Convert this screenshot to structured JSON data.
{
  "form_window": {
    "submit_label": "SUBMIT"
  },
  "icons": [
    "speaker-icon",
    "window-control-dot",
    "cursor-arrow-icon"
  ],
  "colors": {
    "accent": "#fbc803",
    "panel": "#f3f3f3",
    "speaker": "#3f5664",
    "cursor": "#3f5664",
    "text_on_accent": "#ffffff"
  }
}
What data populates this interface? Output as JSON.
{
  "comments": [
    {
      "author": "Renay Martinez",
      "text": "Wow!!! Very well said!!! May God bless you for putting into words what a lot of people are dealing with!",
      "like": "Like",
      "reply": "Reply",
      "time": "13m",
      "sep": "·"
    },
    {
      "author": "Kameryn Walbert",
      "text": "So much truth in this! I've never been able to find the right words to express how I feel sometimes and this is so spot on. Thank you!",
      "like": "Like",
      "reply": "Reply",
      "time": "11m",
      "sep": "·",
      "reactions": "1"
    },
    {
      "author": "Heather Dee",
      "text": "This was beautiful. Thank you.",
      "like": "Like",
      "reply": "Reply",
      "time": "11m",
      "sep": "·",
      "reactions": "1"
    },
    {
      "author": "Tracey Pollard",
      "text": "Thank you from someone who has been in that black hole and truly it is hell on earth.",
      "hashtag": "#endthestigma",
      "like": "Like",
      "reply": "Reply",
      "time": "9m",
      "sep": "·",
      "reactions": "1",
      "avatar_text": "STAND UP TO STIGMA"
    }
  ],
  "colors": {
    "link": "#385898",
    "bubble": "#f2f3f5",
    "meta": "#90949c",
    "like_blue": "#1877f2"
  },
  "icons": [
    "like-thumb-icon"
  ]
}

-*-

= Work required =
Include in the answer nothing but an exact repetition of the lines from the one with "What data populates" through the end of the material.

= Response =
What data populates this interface? Output as JSON.
{
  "comments": [
    {
      "author": "Renay Martinez",
      "text": "Wow!!! Very well said!!! May God bless you for putting into words what a lot of people are dealing with!",
      "like": "Like",
      "reply": "Reply",
      "time": "13m",
      "sep": "·"
    },
    {
      "author": "Kameryn Walbert",
      "text": "So much truth in this! I've never been able to find the right words to express how I feel sometimes and this is so spot on. Thank you!",
      "like": "Like",
      "reply": "Reply",
      "time": "11m",
      "sep": "·",
      "reactions": "1"
    },
    {
      "author": "Heather Dee",
      "text": "This was beautiful. Thank you.",
      "like": "Like",
      "reply": "Reply",
      "time": "11m",
      "sep": "·",
      "reactions": "1"
    },
    {
      "author": "Tracey Pollard",
      "text": "Thank you from someone who has been in that black hole and truly it is hell on earth.",
      "hashtag": "#endthestigma",
      "like": "Like",
      "reply": "Reply",
      "time": "9m",
      "sep": "·",
      "reactions": "1",
      "avatar_text": "STAND UP TO STIGMA"
    }
  ],
  "colors": {
    "link": "#385898",
    "bubble": "#f2f3f5",
    "meta": "#90949c",
    "like_blue": "#1877f2"
  },
  "icons": [
    "like-thumb-icon"
  ]
}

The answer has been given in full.